## TASK PROMPT
Search the entries for lines that contain the word "subtitle", and report each one found.

## EXERCISE MATERIAL
◇ ◇ ◇ ◇ ◇ ◇ ◇
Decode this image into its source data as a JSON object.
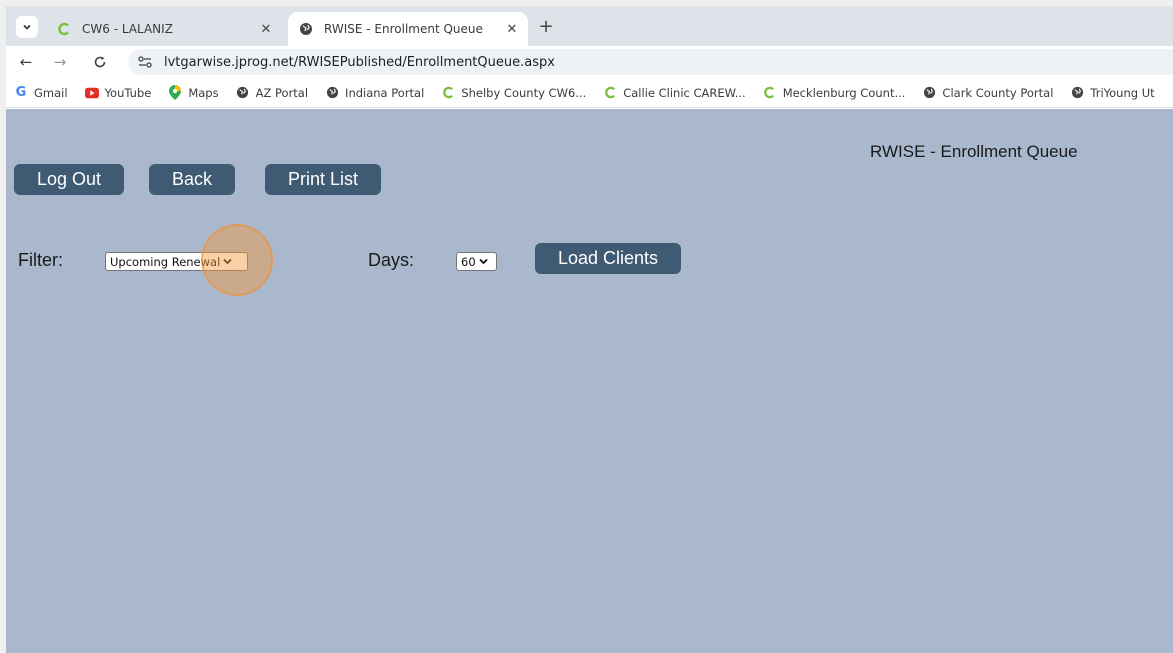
{
  "browser": {
    "tabs": [
      {
        "title": "CW6 - LALANIZ",
        "icon": "careware-icon",
        "active": false
      },
      {
        "title": "RWISE - Enrollment Queue",
        "icon": "globe-icon",
        "active": true
      }
    ],
    "url": "lvtgarwise.jprog.net/RWISEPublished/EnrollmentQueue.aspx",
    "bookmarks": [
      {
        "label": "Gmail",
        "icon": "google-icon"
      },
      {
        "label": "YouTube",
        "icon": "youtube-icon"
      },
      {
        "label": "Maps",
        "icon": "maps-pin-icon"
      },
      {
        "label": "AZ Portal",
        "icon": "globe-icon"
      },
      {
        "label": "Indiana Portal",
        "icon": "globe-icon"
      },
      {
        "label": "Shelby County CW6...",
        "icon": "careware-icon"
      },
      {
        "label": "Callie Clinic CAREW...",
        "icon": "careware-icon"
      },
      {
        "label": "Mecklenburg Count...",
        "icon": "careware-icon"
      },
      {
        "label": "Clark County Portal",
        "icon": "globe-icon"
      },
      {
        "label": "TriYoung Ut",
        "icon": "globe-icon"
      }
    ]
  },
  "page": {
    "title": "RWISE - Enrollment Queue",
    "buttons": {
      "logout": "Log Out",
      "back": "Back",
      "print": "Print List",
      "load": "Load Clients"
    },
    "filter": {
      "label": "Filter:",
      "value": "Upcoming Renewal"
    },
    "days": {
      "label": "Days:",
      "value": "60"
    }
  },
  "colors": {
    "page_background": "#a9b8cc",
    "button": "#3f5a73",
    "cursor_highlight": "#f5963c"
  }
}
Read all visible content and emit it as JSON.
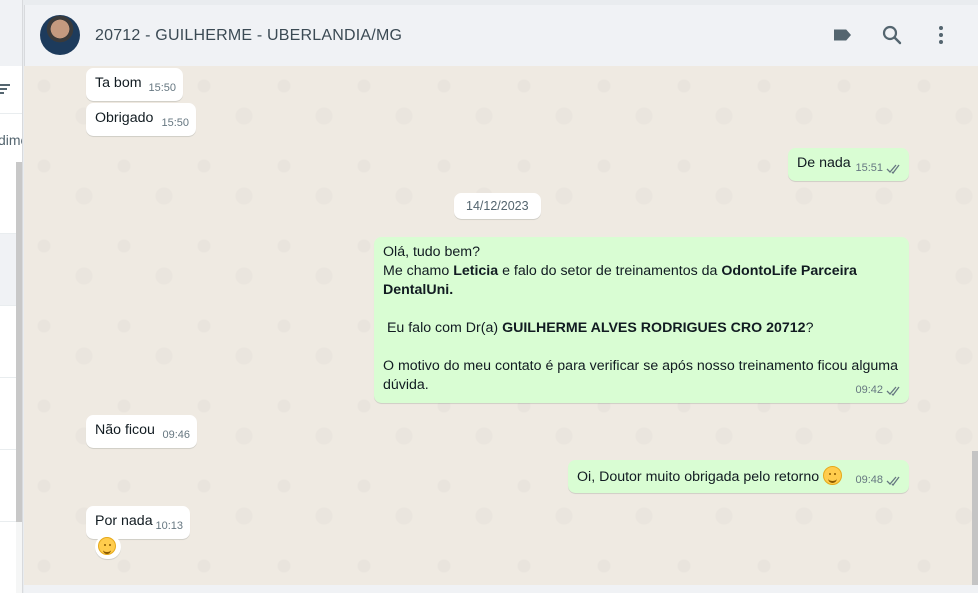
{
  "contact": {
    "name": "20712 - GUILHERME - UBERLANDIA/MG"
  },
  "icons": {
    "label": "label-icon",
    "search": "search-icon",
    "menu": "more-vert-icon"
  },
  "sidebar": {
    "tab_fragment": "dime"
  },
  "colors": {
    "incoming": "#ffffff",
    "outgoing": "#d9fdd3",
    "chat_bg": "#efeae2",
    "header_bg": "#f0f2f5",
    "tick": "#667781"
  },
  "messages": [
    {
      "dir": "in",
      "text": "Ta bom",
      "time": "15:50"
    },
    {
      "dir": "in",
      "text": "Obrigado",
      "time": "15:50"
    },
    {
      "dir": "out",
      "text": "De nada",
      "time": "15:51",
      "status": "read"
    },
    {
      "date": "14/12/2023"
    },
    {
      "dir": "out",
      "time": "09:42",
      "status": "read",
      "lines": [
        [
          "Olá, tudo bem?"
        ],
        [
          "Me chamo ",
          "Leticia",
          " e falo do setor de treinamentos  da ",
          "OdontoLife Parceira"
        ],
        [
          "DentalUni."
        ],
        [
          ""
        ],
        [
          " Eu falo com Dr(a) ",
          "GUILHERME ALVES RODRIGUES CRO 20712",
          "?"
        ],
        [
          ""
        ],
        [
          "O motivo do meu contato é para verificar se após nosso treinamento ficou alguma"
        ],
        [
          "dúvida."
        ]
      ]
    },
    {
      "dir": "in",
      "text": "Não ficou",
      "time": "09:46"
    },
    {
      "dir": "out",
      "text": "Oi, Doutor muito obrigada pelo retorno",
      "emoji": "relieved-face",
      "time": "09:48",
      "status": "read"
    },
    {
      "dir": "in",
      "text": "Por nada",
      "time": "10:13",
      "reaction": "smiling-face"
    }
  ]
}
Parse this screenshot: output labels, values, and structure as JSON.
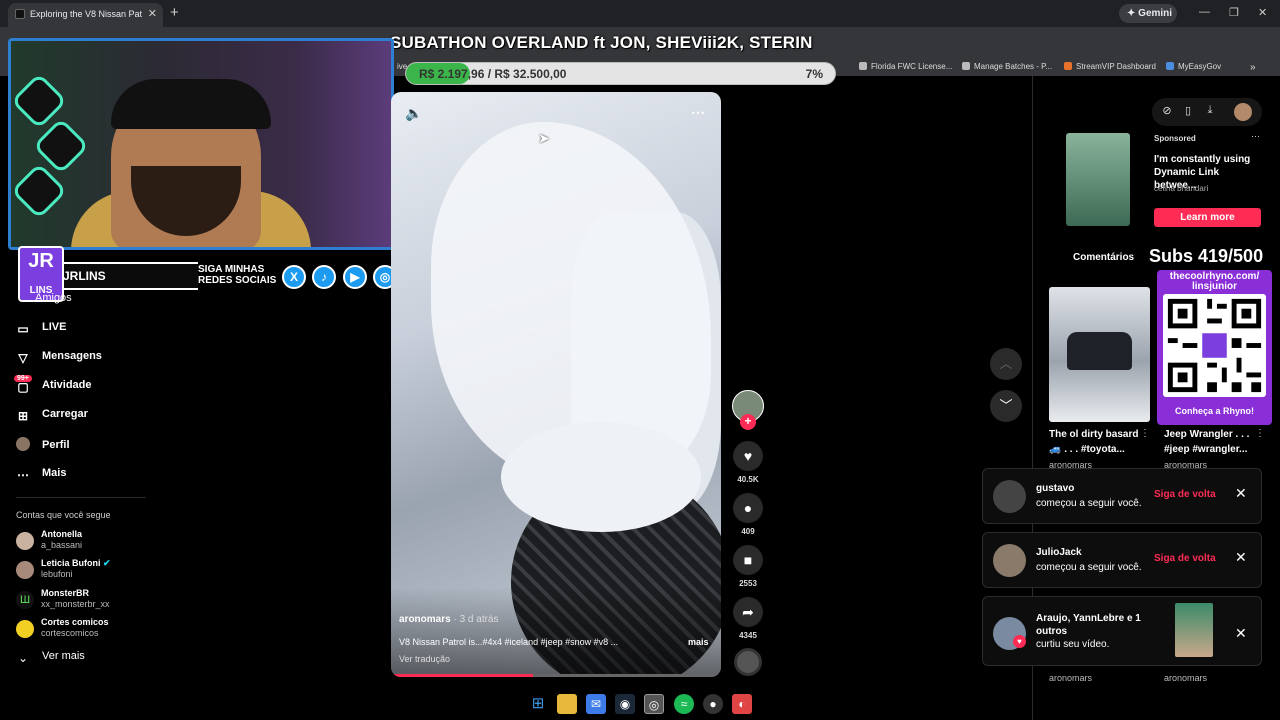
{
  "browser": {
    "tab_title": "Exploring the V8 Nissan Pat",
    "new_tab": "+",
    "gemini_label": "Gemini",
    "bookmarks": [
      "Florida FWC License...",
      "Manage Batches - P...",
      "StreamVIP Dashboard",
      "MyEasyGov"
    ],
    "bookmark_fragment": "ive"
  },
  "overlay": {
    "subathon_title": "SUBATHON OVERLAND ft JON, SHEViii2K, STERIN",
    "progress_text": "R$ 2.197,96 / R$ 32.500,00",
    "progress_pct": "7%",
    "progress_fraction": 0.07,
    "streamer_logo": "JR",
    "streamer_logo_sub": "LINS",
    "streamer_name": "JRLINS",
    "social_cta_line1": "SIGA MINHAS",
    "social_cta_line2": "REDES SOCIAIS",
    "subs_count": "Subs 419/500",
    "qr_url_line1": "thecoolrhyno.com/",
    "qr_url_line2": "linsjunior",
    "qr_cta": "Conheça a Rhyno!"
  },
  "sidebar": {
    "items": [
      {
        "label": "Amigos",
        "icon": "friends-icon"
      },
      {
        "label": "LIVE",
        "icon": "live-icon"
      },
      {
        "label": "Mensagens",
        "icon": "messages-icon"
      },
      {
        "label": "Atividade",
        "icon": "activity-icon",
        "badge": "99+"
      },
      {
        "label": "Carregar",
        "icon": "upload-icon"
      },
      {
        "label": "Perfil",
        "icon": "profile-icon"
      },
      {
        "label": "Mais",
        "icon": "more-icon"
      }
    ],
    "following_header": "Contas que você segue",
    "following": [
      {
        "name": "Antonella",
        "user": "a_bassani"
      },
      {
        "name": "Leticia Bufoni",
        "user": "lebufoni",
        "verified": true
      },
      {
        "name": "MonsterBR",
        "user": "xx_monsterbr_xx"
      },
      {
        "name": "Cortes comicos",
        "user": "cortescomicos"
      }
    ],
    "see_more": "Ver mais"
  },
  "video": {
    "author": "aronomars",
    "time_ago": " · 3 d atrás",
    "caption": "V8 Nissan Patrol is...#4x4 #iceland #jeep #snow #v8 ...",
    "more": "mais",
    "translate": "Ver tradução",
    "progress_fraction": 0.43,
    "likes": "40.5K",
    "comments": "409",
    "saves": "2553",
    "shares": "4345"
  },
  "right_panel": {
    "ad": {
      "sponsored": "Sponsored",
      "title": "I'm constantly using Dynamic Link betwee...",
      "author": "celina bhandari",
      "cta": "Learn more"
    },
    "tab_comments": "Comentários",
    "related": [
      {
        "title": "The ol dirty basard",
        "subtitle": "🚙 . . . #toyota...",
        "author": "aronomars"
      },
      {
        "title": "Jeep Wrangler . . .",
        "subtitle": "#jeep #wrangler...",
        "author": "aronomars"
      }
    ],
    "bottom_authors": [
      "aronomars",
      "aronomars"
    ]
  },
  "notifications": [
    {
      "name": "gustavo",
      "message": "começou a seguir você.",
      "action": "Siga de volta"
    },
    {
      "name": "JulioJack",
      "message": "começou a seguir você.",
      "action": "Siga de volta"
    },
    {
      "name": "Araujo, YannLebre e 1",
      "name2": "outros",
      "message": "curtiu seu vídeo."
    }
  ],
  "colors": {
    "accent": "#fe2c55",
    "progress_green": "#3bb54a",
    "qr_purple": "#8a2ed8",
    "webcam_border": "#2e7ed1"
  }
}
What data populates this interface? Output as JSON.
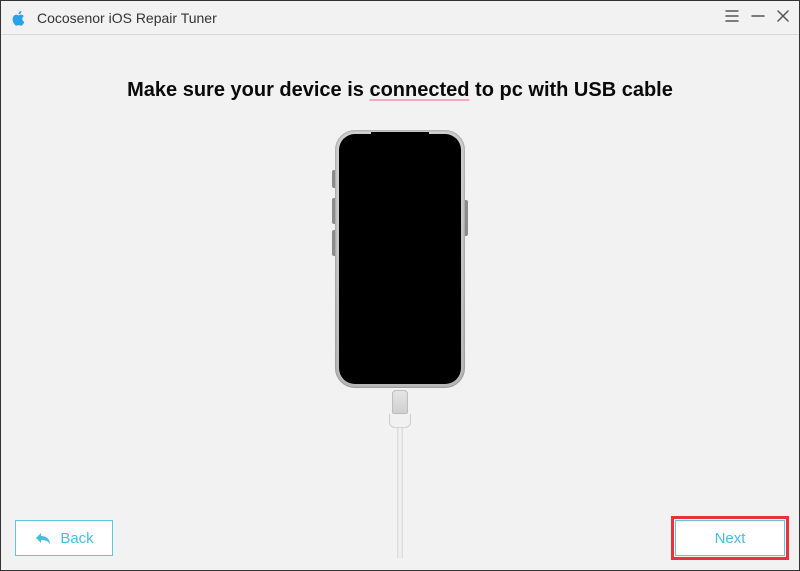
{
  "window": {
    "title": "Cocosenor iOS Repair Tuner"
  },
  "instruction": {
    "prefix": "Make sure your device is ",
    "emphasis": "connected",
    "suffix": " to pc with USB cable"
  },
  "buttons": {
    "back": "Back",
    "next": "Next"
  },
  "icons": {
    "logo": "apple-logo",
    "menu": "menu",
    "minimize": "minimize",
    "close": "close",
    "back_arrow": "reply-arrow"
  }
}
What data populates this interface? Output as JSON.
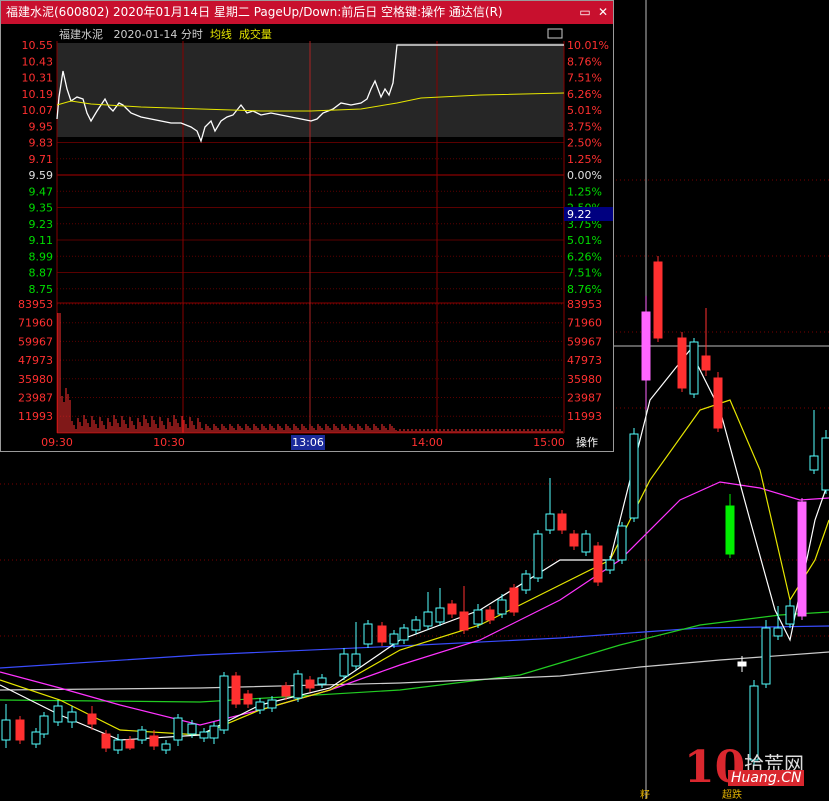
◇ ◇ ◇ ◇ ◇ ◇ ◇
## SOLUTION BELOW
        "subtitle": "🚙 . . . #toyota...",
        "subtitle": "#jeep #wrangler...",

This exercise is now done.